One of the fall Open Letter titles that I’m most jacked about is Quim Monzó’s A Thousand Morons. I’ve been a huge fan of Monzó’s for a while now (maybe since I read, The Enormity of the Tragedy, I guess) and am so proud that we have him on our list. (If you want to check him out, I STRONGLY recommend checking out One Night which appeared in Guernica back in August.)
Anyway, to correspond with the release of this book, we’re going to be showing the movie version, A Thousand Fools, during ALTA. (To be specific, this will take place on Thursday, October 4th from 1:30 to 3:30 at The Little. And before the screening, translator Peter Bush will talk about Monzó, his work, and Catalan literature.)
There’s more to this event to share with you, but first, here’s a trailer:
OK, now thanks to the combined brilliance of George Carroll (our West Coast sales rep!), Paul Yamazaki (of City Lights), and Rick Simonson (of Elliott Bay), we’re going to be giving away t-shirts to promote this book. To be more accurate, we’ll be giving away one thousand t-shirts that look sort of like this (this is an low-res mock up):
And to drive home the promotional point of this, the back will be individually numbered, so each recipient will know exactly which “moron” he/she is:
So everyone coming to the showing during ALTA, all booksellers who are Open Letter fans, every single subscriber, bunches of friends, and any of you who email me can get your own free “Thousand Morons” t-shirt. The only criteria is that you take a picture of yourself wearing it and post it to our Facebook page. (You don’t have to do this, but it would be pretty awesome, and would make us feel loved.)
There you are: One more reason why you should come to ALTA.
The recent reissuing of several of Stig Dagerman’s novels by University of Minnesota Press has rekindled interest in his works, which have until now been little-known outside Sweden. Just twenty-four when he wrote A Burnt Child (here newly translated by. . .
Paul Klee’s Boat, Anzhelina Polonskaya’s newest bilingual collection of poems available in English, is an emotional journey through the bleakest seasons of the human soul, translated with great nuance by Andrew Wachtel.
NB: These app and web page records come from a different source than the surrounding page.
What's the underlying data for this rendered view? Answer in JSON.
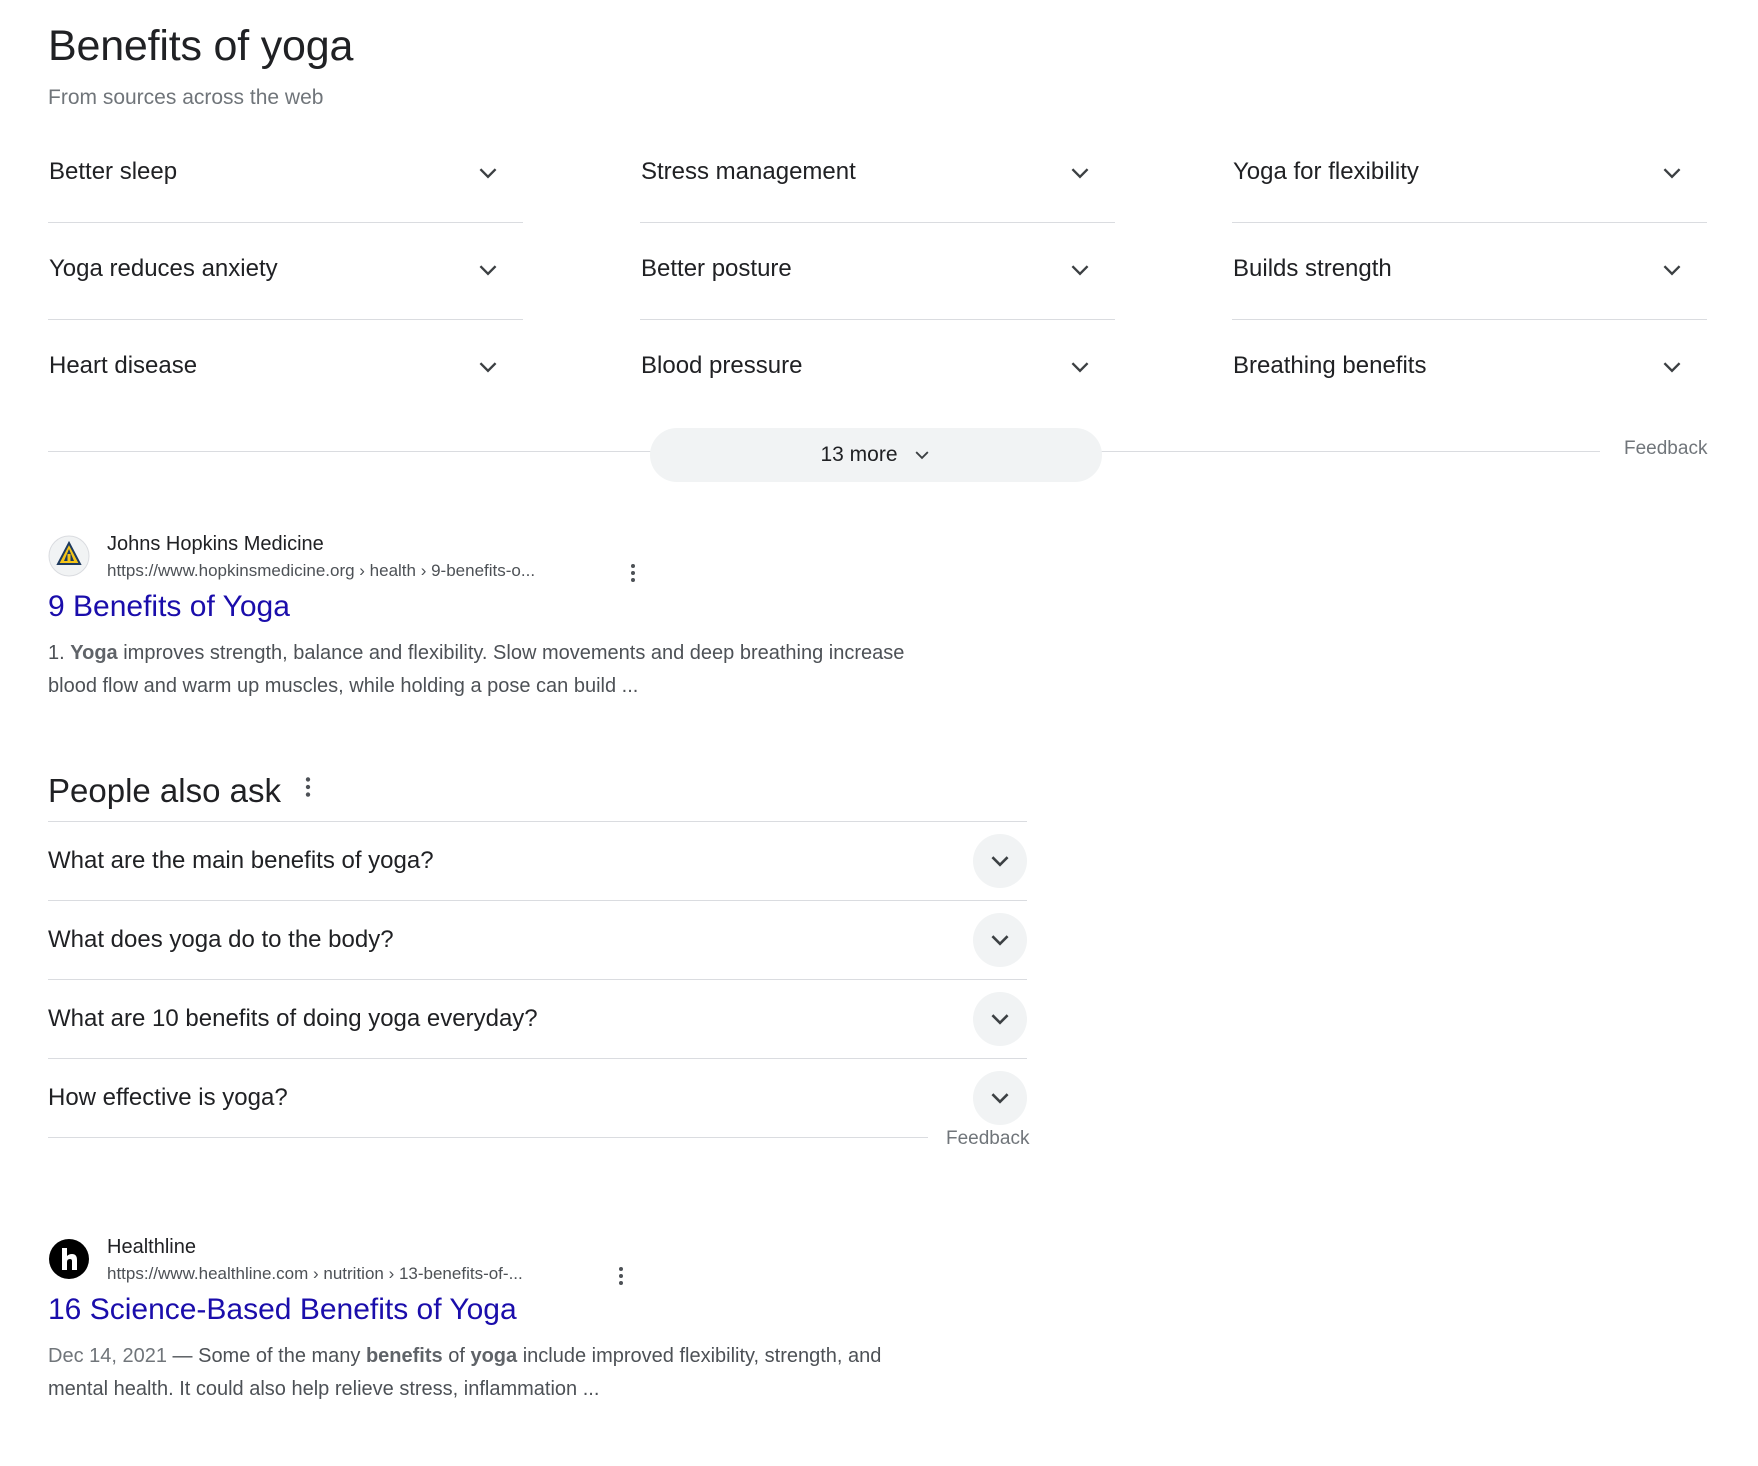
{
  "header": {
    "title": "Benefits of yoga",
    "subtitle": "From sources across the web"
  },
  "benefits": [
    {
      "label": "Better sleep"
    },
    {
      "label": "Stress management"
    },
    {
      "label": "Yoga for flexibility"
    },
    {
      "label": "Yoga reduces anxiety"
    },
    {
      "label": "Better posture"
    },
    {
      "label": "Builds strength"
    },
    {
      "label": "Heart disease"
    },
    {
      "label": "Blood pressure"
    },
    {
      "label": "Breathing benefits"
    }
  ],
  "more_button": {
    "label": "13 more"
  },
  "feedback_label": "Feedback",
  "results": [
    {
      "site_name": "Johns Hopkins Medicine",
      "url": "https://www.hopkinsmedicine.org › health › 9-benefits-o...",
      "title": "9 Benefits of Yoga",
      "snippet_prefix": "1. ",
      "snippet_bold": "Yoga",
      "snippet_line1_rest": " improves strength, balance and flexibility. Slow movements and deep breathing increase",
      "snippet_line2": "blood flow and warm up muscles, while holding a pose can build ..."
    },
    {
      "site_name": "Healthline",
      "url": "https://www.healthline.com › nutrition › 13-benefits-of-...",
      "title": "16 Science-Based Benefits of Yoga",
      "date": "Dec 14, 2021",
      "snippet_a": " — Some of the many ",
      "snippet_bold1": "benefits",
      "snippet_b": " of ",
      "snippet_bold2": "yoga",
      "snippet_c": " include improved flexibility, strength, and",
      "snippet_line2": "mental health. It could also help relieve stress, inflammation ..."
    }
  ],
  "people_also_ask": {
    "title": "People also ask",
    "questions": [
      "What are the main benefits of yoga?",
      "What does yoga do to the body?",
      "What are 10 benefits of doing yoga everyday?",
      "How effective is yoga?"
    ]
  },
  "colors": {
    "link": "#1a0dab",
    "text": "#202124",
    "muted": "#70757a",
    "divider": "#dadce0",
    "chip_bg": "#f1f3f4"
  },
  "icons": {
    "expand": "chevron-down-icon",
    "more_options": "kebab-menu-icon",
    "hopkins_favicon": "hopkins-shield-icon",
    "healthline_favicon": "healthline-logo-icon"
  }
}
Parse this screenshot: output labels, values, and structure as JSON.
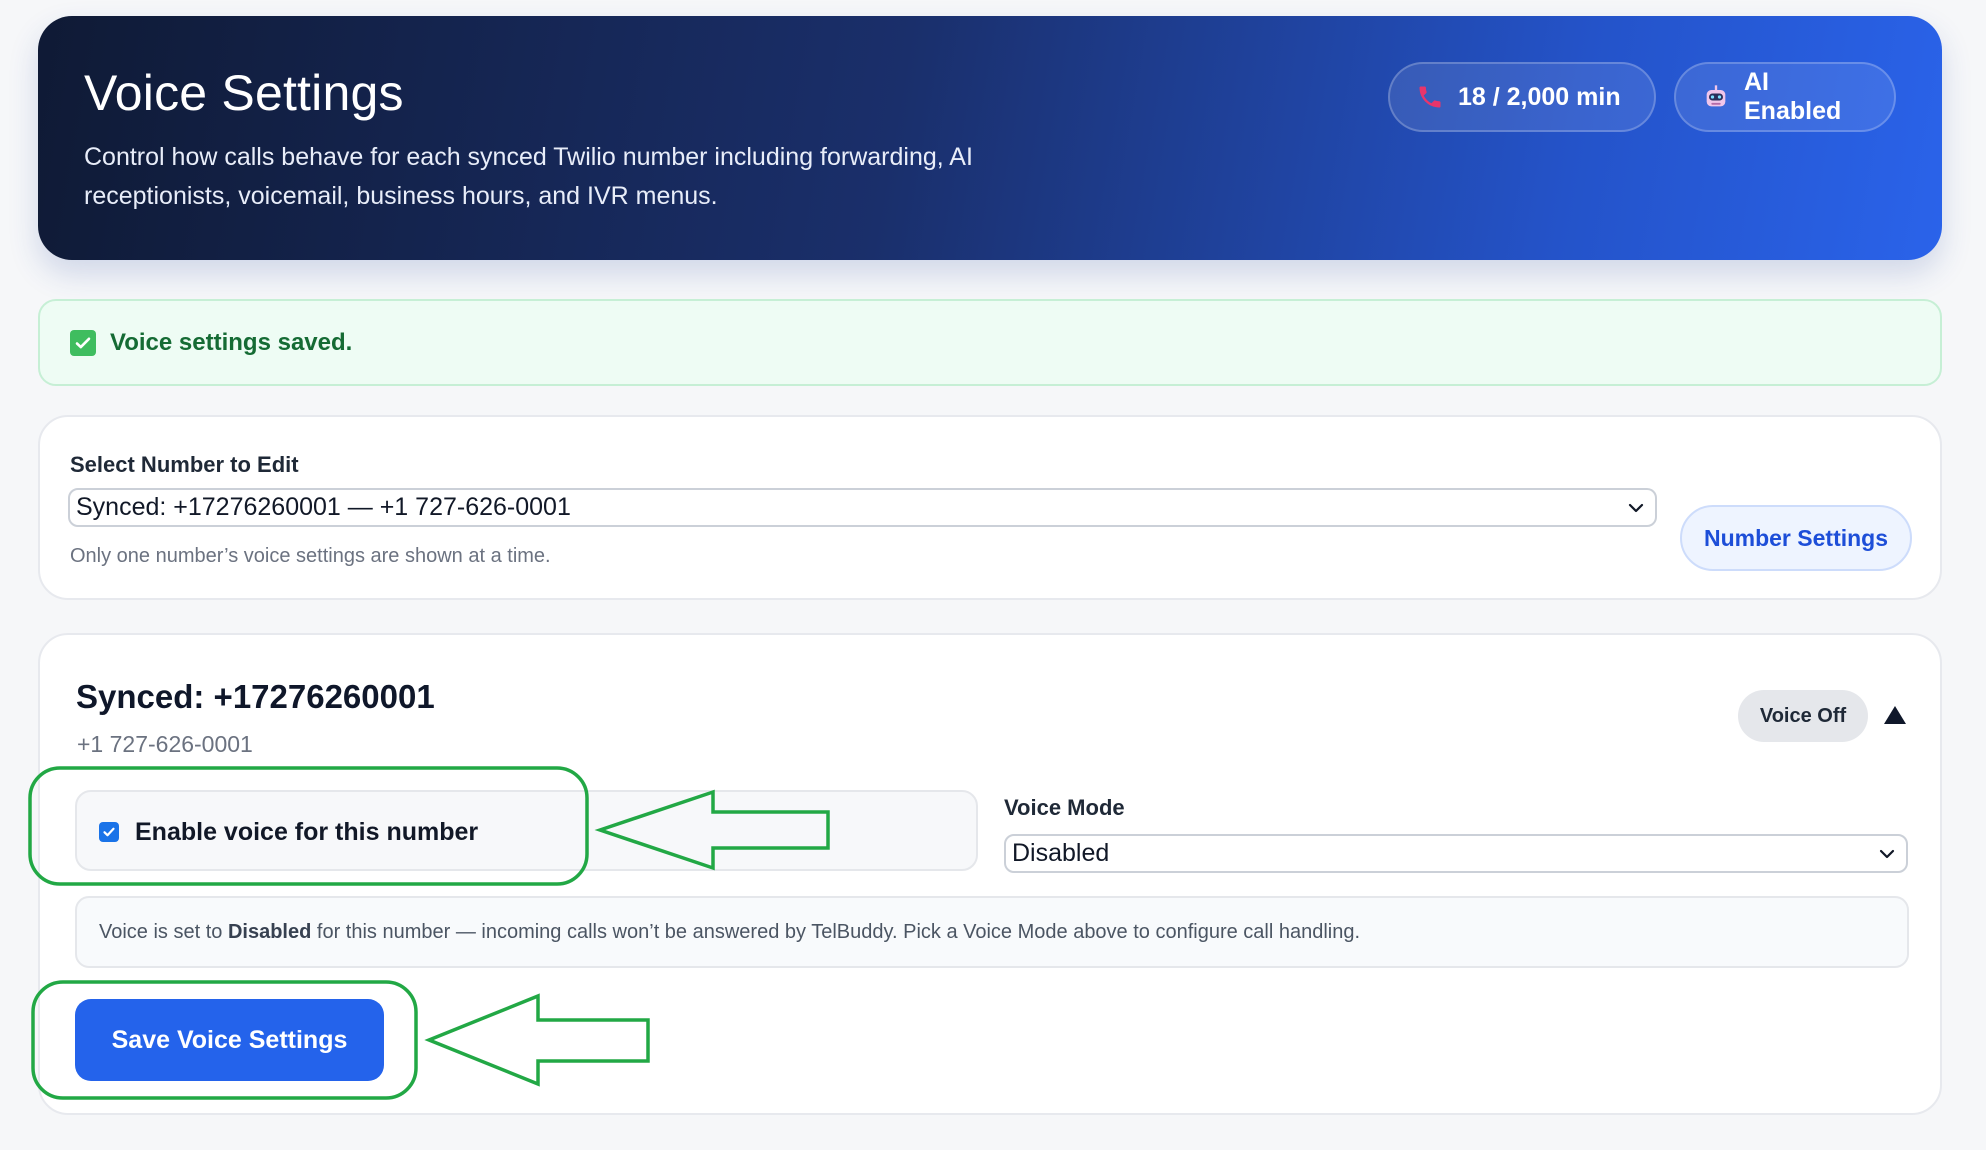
{
  "header": {
    "title": "Voice Settings",
    "description": "Control how calls behave for each synced Twilio number including forwarding, AI receptionists, voicemail, business hours, and IVR menus.",
    "minutes_pill": {
      "icon": "phone-icon",
      "label": "18 / 2,000 min"
    },
    "ai_pill": {
      "icon": "robot-icon",
      "label": "AI Enabled"
    }
  },
  "alert": {
    "icon": "check-box-icon",
    "message": "Voice settings saved."
  },
  "number_select": {
    "label": "Select Number to Edit",
    "selected": "Synced: +17276260001 — +1 727-626-0001",
    "helper": "Only one number’s voice settings are shown at a time.",
    "settings_button": "Number Settings"
  },
  "number_card": {
    "title": "Synced: +17276260001",
    "subtitle": "+1 727-626-0001",
    "status_badge": "Voice Off",
    "enable_voice": {
      "label": "Enable voice for this number",
      "checked": true
    },
    "voice_mode": {
      "label": "Voice Mode",
      "selected": "Disabled"
    },
    "info": {
      "prefix": "Voice is set to ",
      "mode": "Disabled",
      "suffix": " for this number — incoming calls won’t be answered by TelBuddy. Pick a Voice Mode above to configure call handling."
    },
    "save_button": "Save Voice Settings"
  },
  "colors": {
    "accent": "#2463eb",
    "success_bg": "#eefcf4",
    "success_text": "#156b34",
    "annotation_green": "#22a845"
  }
}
A former professional ice dancer(!), Polonskaya left the. . .
In Seiobo There Below, Lázló Krasznahorkai is able to succeed at a task at which many writers fail: to dedicate an entire novel to a single message, to express an idea over and over again without falling into repetition or. . .
There are curious similarities in three Italian mystery series, written by Maurizio de Giovanni, Andrea Camilleri, and Donna Leon.1
They’re all police procedurals, and all set in Italy: Naples, Sicily, Venice.
The three protagonists are Commissarios: Luigi Ricciardi, Salvo. . .
Poetry always has the feel of mysticism and mystery, or maybe this feeling is a stereotype left over from high school literature class. It is generally the result of confusion, lack of time committed to consuming the poetry, and the. . .
Our Lady of the Flowers, Echoic is not only a translation, but a transformation. It is a translation of Jean Genet’s novel Notre Dame des Fleurs, transmuted from prose to poetry. Originally written in prison as a masturbatory aid (Sartre. . .
Equal parts stoner pulp thriller and psycho-physiological horror story, a pervasive sense of dread mixes with a cloud of weed smoke to seep into every line of the disturbing, complex Under This Terrible Sun. Originally published by illustrious Spanish publishers. . .
From the start, Daniel Canty’s Wigrum, published by Canadian press Talonbooks, is obviously a novel of form. Known also as a graphic designer in Quebec, Canty takes those skills and puts them towards this “novel of inventory” and creates a. . .
Throughout his career—in fact from his very first book, Where the Jackals Howl (1965)—the renowned Israeli writer Amos Oz has set much of his fiction on the kibbutz, collective communities he portrays as bastions of social cohesion and stultifying conformity. . .
Antoon gives us a remarkable novel that in 184 pages captures the experience of an Iraqi everyman who has lived through the war with Iran in the first half of the 1980s, the 1991 Gulf War over the Kuwaiti invasion,. . .